Grant: House Avoiding Critical Issues

Former Minister of Works Neko Grant yesterday questioned why the government would bring a resolution to Parliament requesting the establishment of a select committee to decide if parliamentarians need an increase in benefits and allowances.

The committee would also probe the feasibility of constructing a new Parliament complex.

Grant said while the present Parliament facilities and compensation to parliamentarians are lacking, there are more pertinent issues the government should focus on first.

“Mr. Speaker, people are hurting and we should be debating something more substantive,” the Central Grand Bahama MP told the House of Assembly.

“I believe the present murder count is up to 12 and that’s an average of one every three days and so sir, with the many issues that affect us today, I thought we would have been giving focused attention to the subjects I mentioned — the foreclosures, the unemployment and the continuous rise in crime.”

Grant said Parliament should focus on enriching the lives of the people its members were elected to serve and not looking to increase MPs’ benefits, given the government’s finances.

“At this time can the public purse afford an additional allowance for ourselves?” he asked.

“There are new hires that are continuing at exorbitant salaries, loyalist PLPs are being engaged on contracts, lofty contracts, retirees are being brought back at exorbitant salaries having received a handsome package on departure. I am told they continue to collect pensions.

“I’m being told that retirees are not being paid on time, so why, Mr. Speaker, are we giving focused attention on this resolution when we should be dealing with the challenges that face the people? For us to be debating this resolution is just unbelievable, it’s just unthinkable.”

However, MICAL MP V. Alfred Gray said the Free National Movement (FNM) spent more than $100 million upgrading roads, but is hesitant to support the present resolution.

“They begrudge this government because [Prime Minister Perry] Christie’s legacy may be laced with changing the face of Parliament,” Gray said.

He said the resolution was only meant to facilitate a discussion on increasing parliamentarians’ benefits and possibly building a new complex.

“The time is now to at least start the discussion,” he said. “Why should it be wrong for an MP to get assistance to travel to his constituency?”

South Eleuthera MP Damian Gomez said the country’s Parliament buildings paled in comparison to Gomez lamented the fact that there was no space for MPs to privately meet with constituents and he pointed out that the Parliament is not easily accessible for disabled people.

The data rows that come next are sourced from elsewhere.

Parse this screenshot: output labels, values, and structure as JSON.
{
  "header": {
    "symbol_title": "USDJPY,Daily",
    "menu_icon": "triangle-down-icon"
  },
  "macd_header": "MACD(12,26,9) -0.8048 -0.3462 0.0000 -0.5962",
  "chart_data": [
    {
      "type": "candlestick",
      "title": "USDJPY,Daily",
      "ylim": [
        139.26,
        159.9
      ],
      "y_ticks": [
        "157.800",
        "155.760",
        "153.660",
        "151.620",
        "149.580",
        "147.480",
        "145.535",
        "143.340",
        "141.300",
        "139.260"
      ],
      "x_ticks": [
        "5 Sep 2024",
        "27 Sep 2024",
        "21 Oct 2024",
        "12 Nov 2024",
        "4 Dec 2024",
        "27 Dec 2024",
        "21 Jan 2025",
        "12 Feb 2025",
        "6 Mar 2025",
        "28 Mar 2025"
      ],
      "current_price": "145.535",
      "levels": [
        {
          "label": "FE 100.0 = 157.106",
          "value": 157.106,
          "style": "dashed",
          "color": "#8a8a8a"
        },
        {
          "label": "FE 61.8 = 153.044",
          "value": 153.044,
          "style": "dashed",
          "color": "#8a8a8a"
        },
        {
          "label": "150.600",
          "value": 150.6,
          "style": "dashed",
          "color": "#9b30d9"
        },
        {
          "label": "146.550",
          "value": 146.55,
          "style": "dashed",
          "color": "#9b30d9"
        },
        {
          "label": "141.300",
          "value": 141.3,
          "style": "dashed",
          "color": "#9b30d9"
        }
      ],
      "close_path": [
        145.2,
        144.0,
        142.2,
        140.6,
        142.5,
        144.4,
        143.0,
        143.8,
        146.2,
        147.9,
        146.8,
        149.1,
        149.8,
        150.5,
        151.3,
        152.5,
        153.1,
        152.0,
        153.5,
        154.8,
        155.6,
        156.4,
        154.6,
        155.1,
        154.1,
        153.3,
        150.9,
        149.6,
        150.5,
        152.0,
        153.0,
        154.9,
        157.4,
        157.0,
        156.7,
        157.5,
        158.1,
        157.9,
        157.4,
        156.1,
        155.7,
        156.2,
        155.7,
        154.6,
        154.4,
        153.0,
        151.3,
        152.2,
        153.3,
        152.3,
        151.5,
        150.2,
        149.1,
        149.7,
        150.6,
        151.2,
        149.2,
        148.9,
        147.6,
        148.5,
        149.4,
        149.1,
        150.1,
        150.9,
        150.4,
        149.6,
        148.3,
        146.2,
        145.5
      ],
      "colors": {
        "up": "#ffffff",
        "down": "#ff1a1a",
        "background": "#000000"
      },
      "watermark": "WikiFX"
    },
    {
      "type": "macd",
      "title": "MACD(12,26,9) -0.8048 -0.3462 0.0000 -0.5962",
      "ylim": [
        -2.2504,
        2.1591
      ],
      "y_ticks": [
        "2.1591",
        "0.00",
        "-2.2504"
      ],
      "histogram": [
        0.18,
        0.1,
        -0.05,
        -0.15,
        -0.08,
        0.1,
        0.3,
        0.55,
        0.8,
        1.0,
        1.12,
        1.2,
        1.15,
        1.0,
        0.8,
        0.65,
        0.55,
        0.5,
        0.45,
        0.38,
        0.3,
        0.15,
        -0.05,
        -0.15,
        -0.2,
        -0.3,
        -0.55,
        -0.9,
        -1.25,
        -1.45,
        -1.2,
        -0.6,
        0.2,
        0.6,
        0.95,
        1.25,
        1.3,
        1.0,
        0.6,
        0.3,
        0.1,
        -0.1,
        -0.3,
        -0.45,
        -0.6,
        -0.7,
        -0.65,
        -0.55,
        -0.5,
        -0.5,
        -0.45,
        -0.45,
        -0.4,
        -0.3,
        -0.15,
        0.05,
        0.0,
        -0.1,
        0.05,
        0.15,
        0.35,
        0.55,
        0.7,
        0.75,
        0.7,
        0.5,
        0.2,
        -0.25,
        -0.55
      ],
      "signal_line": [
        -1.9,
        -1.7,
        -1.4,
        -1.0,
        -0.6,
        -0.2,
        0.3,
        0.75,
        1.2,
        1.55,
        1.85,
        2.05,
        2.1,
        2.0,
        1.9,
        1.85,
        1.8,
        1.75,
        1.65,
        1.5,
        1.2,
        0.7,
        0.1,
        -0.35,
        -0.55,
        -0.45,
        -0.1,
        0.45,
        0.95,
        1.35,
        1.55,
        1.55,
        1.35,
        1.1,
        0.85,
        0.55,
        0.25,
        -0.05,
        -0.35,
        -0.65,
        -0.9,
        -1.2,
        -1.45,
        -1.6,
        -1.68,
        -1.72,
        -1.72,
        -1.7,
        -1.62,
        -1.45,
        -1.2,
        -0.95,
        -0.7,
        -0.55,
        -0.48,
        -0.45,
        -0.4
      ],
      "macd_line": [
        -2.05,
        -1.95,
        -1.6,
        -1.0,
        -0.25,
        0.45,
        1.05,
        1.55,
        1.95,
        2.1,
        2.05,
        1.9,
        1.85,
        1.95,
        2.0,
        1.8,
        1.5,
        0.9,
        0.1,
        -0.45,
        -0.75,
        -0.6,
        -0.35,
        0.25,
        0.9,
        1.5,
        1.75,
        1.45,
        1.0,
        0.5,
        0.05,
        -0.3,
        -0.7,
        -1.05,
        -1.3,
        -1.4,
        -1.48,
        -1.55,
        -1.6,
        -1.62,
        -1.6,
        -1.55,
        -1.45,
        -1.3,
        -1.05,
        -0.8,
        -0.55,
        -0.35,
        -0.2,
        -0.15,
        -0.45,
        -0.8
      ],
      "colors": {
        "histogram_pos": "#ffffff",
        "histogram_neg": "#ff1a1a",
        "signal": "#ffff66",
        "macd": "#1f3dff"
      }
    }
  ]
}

He said he hopes the committee would visit the Family Islands to see the challenges MPs who are elected to those constituencies face.

By Taneka Thompson
Guardian Senior Reporter